THE NEW YORK STOCK EXCHANGE’S decision to suspend trading in the shares of China Mobile, China Telecom and China Unicom HK in preparation for delisting is mostly a symbolic move. The three state-owned companies’ businesses are domestic, and their shares are little traded in New York. Their primary stock exchange listing is in Hong Kong.
However, it is also symbolic of how the hardening of opinion against China in the United States is more widespread than just China hawks in the Trump administration.
All three telcos stand accused of having links with the People’s Liberation Army. Since November, US investors have been banned by US presidential executive order from buying and selling shares in Chinese companies designated by the US Department of Defence as being ‘Communist Chinese military company’. Both China Mobile and China Telecom were on such a list that the Pentagon published in June. China Unicom was added in an update published in October.
The NYSE says its move to delist the three telecoms companies is to be compliant with the executive order.
The list and executive order are part of the Trump administration’s attempts to slow both the PLA’s modernisation and the drive to develop indigenous technologies by denying Chinese firms access to US capital. Three of the world’s leading index providers, MSCI, FTSE Russell and S&P Dow Jones, have also dropped the proscribed Chinese companies from their indexes, depressing their stocks’ attractiveness to global investors.
More than 200 Chinese companies are listed on US stock markets with a total market capitalisation of $2.2 trillion. Prominent names like Alibaba and JD.com have pre-emptively taken secondary listings in Hong Kong.
The US House of Representatives has recently followed the US Senate in passing a bill requiring non-US listed companies (for which read Chinese firms) to comply with US stock exchanges’ auditing rules and disclose whether they are owned or controlled by a foreign government. Firms have three years to comply or face delisting.
The Trump administration has been ramping up its actions against China in its final weeks, intending to lock-in as much of its China policy as it can before it leaves office on January 20.
On December 18, it the Bureau of Industry and Security (BIS) in the U.S. Department of Commerce added more than 70 entities, including the high-profile chipmaker Semiconductor Manufacturing International Corp. (SMIC) of China, to the Entity List.

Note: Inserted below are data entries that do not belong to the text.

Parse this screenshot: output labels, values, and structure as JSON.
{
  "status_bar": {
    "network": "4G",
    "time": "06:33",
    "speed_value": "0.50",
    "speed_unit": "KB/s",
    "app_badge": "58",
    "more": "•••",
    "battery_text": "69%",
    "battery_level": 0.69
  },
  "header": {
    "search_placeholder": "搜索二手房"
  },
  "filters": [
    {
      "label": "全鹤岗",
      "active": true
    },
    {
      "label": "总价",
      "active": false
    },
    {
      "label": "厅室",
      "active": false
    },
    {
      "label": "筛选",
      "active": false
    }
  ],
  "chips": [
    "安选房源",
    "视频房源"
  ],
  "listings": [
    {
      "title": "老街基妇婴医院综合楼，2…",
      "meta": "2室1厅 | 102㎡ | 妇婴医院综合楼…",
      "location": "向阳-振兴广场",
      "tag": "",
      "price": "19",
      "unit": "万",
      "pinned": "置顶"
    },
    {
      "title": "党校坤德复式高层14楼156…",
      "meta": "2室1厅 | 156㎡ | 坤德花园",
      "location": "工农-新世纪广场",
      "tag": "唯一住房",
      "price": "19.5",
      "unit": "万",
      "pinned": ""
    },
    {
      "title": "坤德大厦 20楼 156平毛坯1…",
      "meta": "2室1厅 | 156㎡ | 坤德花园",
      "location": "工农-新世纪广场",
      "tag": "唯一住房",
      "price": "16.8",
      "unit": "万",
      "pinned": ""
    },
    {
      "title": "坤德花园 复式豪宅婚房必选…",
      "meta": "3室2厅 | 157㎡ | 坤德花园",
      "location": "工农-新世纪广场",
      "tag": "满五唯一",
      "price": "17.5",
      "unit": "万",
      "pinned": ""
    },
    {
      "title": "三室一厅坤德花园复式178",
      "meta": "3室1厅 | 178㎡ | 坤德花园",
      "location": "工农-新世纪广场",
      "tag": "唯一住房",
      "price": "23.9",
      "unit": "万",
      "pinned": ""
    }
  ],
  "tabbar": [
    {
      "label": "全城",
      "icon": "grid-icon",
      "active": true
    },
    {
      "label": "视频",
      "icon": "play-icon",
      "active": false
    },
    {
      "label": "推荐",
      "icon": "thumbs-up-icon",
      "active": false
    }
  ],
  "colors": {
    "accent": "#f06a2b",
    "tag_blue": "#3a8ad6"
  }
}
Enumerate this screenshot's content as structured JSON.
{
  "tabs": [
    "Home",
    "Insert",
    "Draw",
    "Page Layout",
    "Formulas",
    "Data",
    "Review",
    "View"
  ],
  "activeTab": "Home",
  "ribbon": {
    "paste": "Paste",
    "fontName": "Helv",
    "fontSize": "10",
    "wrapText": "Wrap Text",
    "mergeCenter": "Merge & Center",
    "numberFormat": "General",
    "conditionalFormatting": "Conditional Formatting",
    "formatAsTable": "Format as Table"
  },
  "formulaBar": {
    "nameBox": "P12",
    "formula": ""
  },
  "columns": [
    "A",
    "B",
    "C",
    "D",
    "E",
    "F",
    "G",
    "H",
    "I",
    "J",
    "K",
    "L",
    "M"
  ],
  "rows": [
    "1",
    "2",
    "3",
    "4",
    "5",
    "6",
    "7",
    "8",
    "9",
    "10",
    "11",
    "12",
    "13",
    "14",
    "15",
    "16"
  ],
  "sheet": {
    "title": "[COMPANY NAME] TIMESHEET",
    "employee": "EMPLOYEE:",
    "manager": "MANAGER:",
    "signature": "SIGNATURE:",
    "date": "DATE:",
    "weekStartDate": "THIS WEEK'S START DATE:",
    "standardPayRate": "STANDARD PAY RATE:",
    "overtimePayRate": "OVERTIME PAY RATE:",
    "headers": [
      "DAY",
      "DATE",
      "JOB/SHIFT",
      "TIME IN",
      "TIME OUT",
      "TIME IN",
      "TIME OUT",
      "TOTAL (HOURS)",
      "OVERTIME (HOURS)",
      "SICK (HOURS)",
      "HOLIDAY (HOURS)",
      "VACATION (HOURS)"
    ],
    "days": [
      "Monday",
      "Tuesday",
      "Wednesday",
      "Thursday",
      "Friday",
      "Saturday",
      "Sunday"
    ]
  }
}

Listing effectively prevents a company doing business with any US firm as it requires the granting of a special export licence under the Export Administration Regulations (EAR) for any export, reexport or transfer to them of goods, software or technology. That licence is presumed to be denied for firms on the Entity List.
BIS followed that by announcing on December 21 that it was adding a new category, Military End User, to the EAR. Of the initial 103 entities so designated, 58 are Chinese.